As an example, consider the earlier post about Douglas Murray, Maryam Namazie, and “One Law For All”. Ms. Namazie’s group is blatantly Communist, which means that its participation in any alliance should be regarded with the utmost skepticism. Communists have an extensive track record of entering alliances with the long-term goal of co-opting their ostensible partners and then overpowering and destroying them when their usefulness is at an end. Simple prudence would favor avoiding any alliance with any Communist group, no matter how temporary it might be.
And Mr. Murray, conservative or not, is himself prone to flinging the “racist” or “fascist” epithets fairly indiscriminately at anyone who seriously attempts to grapple with a solution to the imminent destruction of Great Britain by its rapidly growing Muslim population. If I were a British anti-jihad activist, I might well be reluctant to enter the tent with him — I would never know when he might turn on me as a “fascist”.
However, such calculations need to be made on a case-by-case basis. Is this person or group likely to be accommodating within a Counterjihad alliance? Can we expect cooperation, or are sniping, sandbagging, and infighting the more likely outcomes? Do our potential allies have assets to offer the coalition that outweigh their liabilities? And so on.
Imnokuffar mistrusts “those constructing the tent”. Well, who is constructing the tent? As a general rule, no one in an established and successful organization wants to hand over control of tent-formation to another group.
Under current circumstances, however, the proper course is for the tent to form itself. No one group need be the controller — different groups could come together as equals and agree to mutually acceptable terms for cooperation and coordination. All participants could decide to put aside their mutual antipathy for the time being for the sake of their common objectives.
Consider what is happening right now in Egypt — no one constructed that tent. It formed quite spontaneously, when the time was right. The Muslim Brotherhood did not create the insurrection, but it is shrewd enough to exploit it for its own purposes, just as the Communists would.
Consider also the various traditional branches of Islamic zealotry. The Shiites and the Sunnis hate each other more than do the BNP and the EDL (or even the BNP and Labour). Yet they often work together for the cause of jihad. Hamas is a Sunni organization, yet it is armed, funded, and at least partially controlled by Iran, a Shiite theocracy. The two factions are willing to put aside their ancient and substantial differences to make common cause against the infidel. After the kuffar have been totally defeated there will be time enough for a Sunni day when the Shiite hits the fan — or vice versa.

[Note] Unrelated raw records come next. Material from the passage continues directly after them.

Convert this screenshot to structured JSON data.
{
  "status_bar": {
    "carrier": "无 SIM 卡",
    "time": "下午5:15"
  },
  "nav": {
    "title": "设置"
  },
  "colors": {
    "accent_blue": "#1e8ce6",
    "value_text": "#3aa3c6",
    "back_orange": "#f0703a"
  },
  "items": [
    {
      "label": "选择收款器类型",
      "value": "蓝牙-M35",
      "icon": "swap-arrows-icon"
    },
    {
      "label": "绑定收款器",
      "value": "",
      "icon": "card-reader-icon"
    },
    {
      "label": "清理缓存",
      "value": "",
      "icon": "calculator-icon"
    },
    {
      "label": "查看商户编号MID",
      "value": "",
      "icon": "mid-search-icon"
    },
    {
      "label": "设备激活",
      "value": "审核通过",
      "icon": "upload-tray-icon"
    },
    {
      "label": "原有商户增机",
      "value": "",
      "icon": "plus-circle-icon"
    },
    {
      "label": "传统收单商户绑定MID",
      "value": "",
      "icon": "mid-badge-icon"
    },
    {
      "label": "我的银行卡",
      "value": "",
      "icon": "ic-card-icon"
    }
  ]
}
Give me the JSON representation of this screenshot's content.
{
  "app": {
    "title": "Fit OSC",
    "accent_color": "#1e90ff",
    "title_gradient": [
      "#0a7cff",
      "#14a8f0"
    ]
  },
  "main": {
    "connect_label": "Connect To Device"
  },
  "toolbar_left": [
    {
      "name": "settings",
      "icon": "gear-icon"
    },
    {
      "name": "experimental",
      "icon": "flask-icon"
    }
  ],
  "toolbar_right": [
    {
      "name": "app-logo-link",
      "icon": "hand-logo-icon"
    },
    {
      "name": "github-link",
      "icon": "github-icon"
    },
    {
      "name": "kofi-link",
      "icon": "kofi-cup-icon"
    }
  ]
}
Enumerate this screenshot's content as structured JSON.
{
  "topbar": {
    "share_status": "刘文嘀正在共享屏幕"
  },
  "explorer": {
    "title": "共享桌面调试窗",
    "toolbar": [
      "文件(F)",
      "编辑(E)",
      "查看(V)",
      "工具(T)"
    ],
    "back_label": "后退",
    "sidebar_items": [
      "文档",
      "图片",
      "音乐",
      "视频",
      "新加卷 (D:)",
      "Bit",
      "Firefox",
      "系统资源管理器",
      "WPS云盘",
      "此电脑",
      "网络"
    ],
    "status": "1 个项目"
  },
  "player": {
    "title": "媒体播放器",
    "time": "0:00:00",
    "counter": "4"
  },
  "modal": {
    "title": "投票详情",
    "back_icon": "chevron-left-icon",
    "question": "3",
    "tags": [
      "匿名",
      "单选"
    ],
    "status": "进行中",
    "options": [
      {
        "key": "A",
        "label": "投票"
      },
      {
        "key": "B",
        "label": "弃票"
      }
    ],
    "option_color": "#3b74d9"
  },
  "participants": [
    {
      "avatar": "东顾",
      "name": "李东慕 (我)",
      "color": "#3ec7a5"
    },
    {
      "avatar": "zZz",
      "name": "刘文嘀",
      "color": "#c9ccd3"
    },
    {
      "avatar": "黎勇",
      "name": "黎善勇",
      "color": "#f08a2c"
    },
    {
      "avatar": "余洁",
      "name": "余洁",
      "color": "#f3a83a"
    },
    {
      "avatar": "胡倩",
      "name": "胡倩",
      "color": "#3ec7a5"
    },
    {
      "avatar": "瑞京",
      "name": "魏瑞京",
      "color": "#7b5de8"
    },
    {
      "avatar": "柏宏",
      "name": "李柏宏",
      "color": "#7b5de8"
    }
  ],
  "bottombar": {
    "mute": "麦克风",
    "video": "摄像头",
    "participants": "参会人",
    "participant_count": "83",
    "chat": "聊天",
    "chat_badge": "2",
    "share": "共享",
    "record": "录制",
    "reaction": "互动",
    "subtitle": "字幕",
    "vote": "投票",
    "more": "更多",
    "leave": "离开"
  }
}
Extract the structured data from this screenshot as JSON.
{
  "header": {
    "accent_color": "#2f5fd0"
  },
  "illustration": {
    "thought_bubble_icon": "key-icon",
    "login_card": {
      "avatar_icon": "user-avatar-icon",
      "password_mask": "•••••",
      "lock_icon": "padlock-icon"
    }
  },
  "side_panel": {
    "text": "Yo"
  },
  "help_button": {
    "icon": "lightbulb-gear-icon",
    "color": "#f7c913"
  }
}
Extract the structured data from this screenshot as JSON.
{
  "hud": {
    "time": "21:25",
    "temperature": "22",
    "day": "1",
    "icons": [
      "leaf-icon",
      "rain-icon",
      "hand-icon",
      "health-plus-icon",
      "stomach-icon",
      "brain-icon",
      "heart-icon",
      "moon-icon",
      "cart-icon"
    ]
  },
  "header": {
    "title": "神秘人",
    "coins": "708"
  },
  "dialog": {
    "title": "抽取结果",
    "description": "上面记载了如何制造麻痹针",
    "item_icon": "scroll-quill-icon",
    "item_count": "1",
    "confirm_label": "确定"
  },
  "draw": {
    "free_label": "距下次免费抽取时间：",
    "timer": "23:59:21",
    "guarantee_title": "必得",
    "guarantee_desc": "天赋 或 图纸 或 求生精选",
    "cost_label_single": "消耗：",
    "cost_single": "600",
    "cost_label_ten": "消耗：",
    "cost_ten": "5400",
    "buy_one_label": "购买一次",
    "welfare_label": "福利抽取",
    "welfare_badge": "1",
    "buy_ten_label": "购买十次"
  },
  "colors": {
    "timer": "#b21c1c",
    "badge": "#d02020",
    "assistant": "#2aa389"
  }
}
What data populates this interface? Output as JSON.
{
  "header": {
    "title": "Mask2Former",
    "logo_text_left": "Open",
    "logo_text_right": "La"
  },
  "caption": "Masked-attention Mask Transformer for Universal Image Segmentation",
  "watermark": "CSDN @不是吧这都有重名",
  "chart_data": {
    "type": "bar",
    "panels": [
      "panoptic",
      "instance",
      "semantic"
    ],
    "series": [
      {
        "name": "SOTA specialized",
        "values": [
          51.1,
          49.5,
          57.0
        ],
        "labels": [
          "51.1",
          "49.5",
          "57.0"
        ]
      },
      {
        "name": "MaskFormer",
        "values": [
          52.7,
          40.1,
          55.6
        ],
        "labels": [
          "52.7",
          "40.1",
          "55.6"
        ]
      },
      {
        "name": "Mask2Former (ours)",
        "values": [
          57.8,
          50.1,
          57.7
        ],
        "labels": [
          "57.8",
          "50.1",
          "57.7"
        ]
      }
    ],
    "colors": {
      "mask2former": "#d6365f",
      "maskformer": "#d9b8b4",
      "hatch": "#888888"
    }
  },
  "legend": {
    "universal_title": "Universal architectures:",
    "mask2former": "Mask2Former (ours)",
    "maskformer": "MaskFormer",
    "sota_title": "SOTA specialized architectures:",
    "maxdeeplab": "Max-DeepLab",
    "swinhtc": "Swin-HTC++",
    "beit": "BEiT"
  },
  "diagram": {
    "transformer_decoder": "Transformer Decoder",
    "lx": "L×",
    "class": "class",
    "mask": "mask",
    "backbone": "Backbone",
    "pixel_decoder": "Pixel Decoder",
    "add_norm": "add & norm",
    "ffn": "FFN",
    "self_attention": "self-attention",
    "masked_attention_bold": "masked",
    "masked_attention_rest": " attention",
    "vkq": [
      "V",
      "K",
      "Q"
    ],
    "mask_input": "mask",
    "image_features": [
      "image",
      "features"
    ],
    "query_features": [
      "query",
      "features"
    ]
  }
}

We need to learn from the Islamic example. Throughout its history, Islam has successfully expanded by exploiting the differences between groups of non-Muslims, who are as fractious as petroleum in a refinery tower. Pitting infidel against infidel has been a winning strategy for Muslims ever since the 7th century.
Not to raise a big tent over the shared goals of the Western Counterjihad would be a catastrophic failure. If we can’t put aside our feelings of insult and resentment for the duration, and make common cause against our common enemy, we are likely to meet the same fate as the formerly vibrant Christian nations of the Persian Gulf, Syria, Egypt, and Asia Minor.
And this time there’s no guarantee that there will be a 21st-century equivalent of Jan III Sobieski to turn back the tide at the gates of Paris, or Oslo, or Sydney, or Ottawa, or San Francisco.